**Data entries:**
****************************************
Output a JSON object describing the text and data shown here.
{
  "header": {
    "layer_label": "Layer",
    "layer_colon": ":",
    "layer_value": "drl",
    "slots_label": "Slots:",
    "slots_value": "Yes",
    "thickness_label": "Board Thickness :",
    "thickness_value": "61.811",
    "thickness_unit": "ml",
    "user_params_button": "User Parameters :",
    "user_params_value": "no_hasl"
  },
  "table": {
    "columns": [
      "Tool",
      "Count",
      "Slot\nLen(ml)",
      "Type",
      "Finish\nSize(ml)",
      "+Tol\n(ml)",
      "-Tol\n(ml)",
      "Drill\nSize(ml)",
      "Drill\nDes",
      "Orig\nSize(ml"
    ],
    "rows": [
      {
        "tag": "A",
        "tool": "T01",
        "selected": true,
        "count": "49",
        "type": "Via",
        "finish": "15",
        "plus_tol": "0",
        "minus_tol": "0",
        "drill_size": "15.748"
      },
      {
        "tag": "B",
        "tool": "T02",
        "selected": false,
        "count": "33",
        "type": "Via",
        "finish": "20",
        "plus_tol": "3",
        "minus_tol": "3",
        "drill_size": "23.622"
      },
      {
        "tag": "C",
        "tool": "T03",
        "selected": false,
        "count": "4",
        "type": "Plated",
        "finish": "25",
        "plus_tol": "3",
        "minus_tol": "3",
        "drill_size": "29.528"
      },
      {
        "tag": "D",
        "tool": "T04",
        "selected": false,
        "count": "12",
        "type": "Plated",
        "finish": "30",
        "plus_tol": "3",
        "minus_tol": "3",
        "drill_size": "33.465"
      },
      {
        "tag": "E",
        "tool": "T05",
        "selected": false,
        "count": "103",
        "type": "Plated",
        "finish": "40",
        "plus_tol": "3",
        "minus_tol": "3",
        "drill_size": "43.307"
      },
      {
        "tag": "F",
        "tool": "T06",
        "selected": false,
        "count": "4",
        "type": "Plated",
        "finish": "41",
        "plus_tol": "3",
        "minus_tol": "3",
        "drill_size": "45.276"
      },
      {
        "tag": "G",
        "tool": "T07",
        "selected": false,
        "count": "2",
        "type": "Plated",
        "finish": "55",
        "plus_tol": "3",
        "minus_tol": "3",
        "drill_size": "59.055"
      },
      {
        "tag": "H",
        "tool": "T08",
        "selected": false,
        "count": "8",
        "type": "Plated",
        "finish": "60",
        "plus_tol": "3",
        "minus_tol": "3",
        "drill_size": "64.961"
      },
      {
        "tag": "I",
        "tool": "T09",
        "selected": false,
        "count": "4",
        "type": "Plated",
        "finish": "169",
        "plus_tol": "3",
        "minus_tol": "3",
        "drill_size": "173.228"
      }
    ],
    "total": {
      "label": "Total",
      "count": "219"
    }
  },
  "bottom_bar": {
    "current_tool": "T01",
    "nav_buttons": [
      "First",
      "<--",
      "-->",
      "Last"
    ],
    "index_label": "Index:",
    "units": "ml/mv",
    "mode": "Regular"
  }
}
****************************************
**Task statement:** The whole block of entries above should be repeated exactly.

**The answer:**
Output a JSON object describing the text and data shown here.
{
  "header": {
    "layer_label": "Layer",
    "layer_colon": ":",
    "layer_value": "drl",
    "slots_label": "Slots:",
    "slots_value": "Yes",
    "thickness_label": "Board Thickness :",
    "thickness_value": "61.811",
    "thickness_unit": "ml",
    "user_params_button": "User Parameters :",
    "user_params_value": "no_hasl"
  },
  "table": {
    "columns": [
      "Tool",
      "Count",
      "Slot\nLen(ml)",
      "Type",
      "Finish\nSize(ml)",
      "+Tol\n(ml)",
      "-Tol\n(ml)",
      "Drill\nSize(ml)",
      "Drill\nDes",
      "Orig\nSize(ml"
    ],
    "rows": [
      {
        "tag": "A",
        "tool": "T01",
        "selected": true,
        "count": "49",
        "type": "Via",
        "finish": "15",
        "plus_tol": "0",
        "minus_tol": "0",
        "drill_size": "15.748"
      },
      {
        "tag": "B",
        "tool": "T02",
        "selected": false,
        "count": "33",
        "type": "Via",
        "finish": "20",
        "plus_tol": "3",
        "minus_tol": "3",
        "drill_size": "23.622"
      },
      {
        "tag": "C",
        "tool": "T03",
        "selected": false,
        "count": "4",
        "type": "Plated",
        "finish": "25",
        "plus_tol": "3",
        "minus_tol": "3",
        "drill_size": "29.528"
      },
      {
        "tag": "D",
        "tool": "T04",
        "selected": false,
        "count": "12",
        "type": "Plated",
        "finish": "30",
        "plus_tol": "3",
        "minus_tol": "3",
        "drill_size": "33.465"
      },
      {
        "tag": "E",
        "tool": "T05",
        "selected": false,
        "count": "103",
        "type": "Plated",
        "finish": "40",
        "plus_tol": "3",
        "minus_tol": "3",
        "drill_size": "43.307"
      },
      {
        "tag": "F",
        "tool": "T06",
        "selected": false,
        "count": "4",
        "type": "Plated",
        "finish": "41",
        "plus_tol": "3",
        "minus_tol": "3",
        "drill_size": "45.276"
      },
      {
        "tag": "G",
        "tool": "T07",
        "selected": false,
        "count": "2",
        "type": "Plated",
        "finish": "55",
        "plus_tol": "3",
        "minus_tol": "3",
        "drill_size": "59.055"
      },
      {
        "tag": "H",
        "tool": "T08",
        "selected": false,
        "count": "8",
        "type": "Plated",
        "finish": "60",
        "plus_tol": "3",
        "minus_tol": "3",
        "drill_size": "64.961"
      },
      {
        "tag": "I",
        "tool": "T09",
        "selected": false,
        "count": "4",
        "type": "Plated",
        "finish": "169",
        "plus_tol": "3",
        "minus_tol": "3",
        "drill_size": "173.228"
      }
    ],
    "total": {
      "label": "Total",
      "count": "219"
    }
  },
  "bottom_bar": {
    "current_tool": "T01",
    "nav_buttons": [
      "First",
      "<--",
      "-->",
      "Last"
    ],
    "index_label": "Index:",
    "units": "ml/mv",
    "mode": "Regular"
  }
}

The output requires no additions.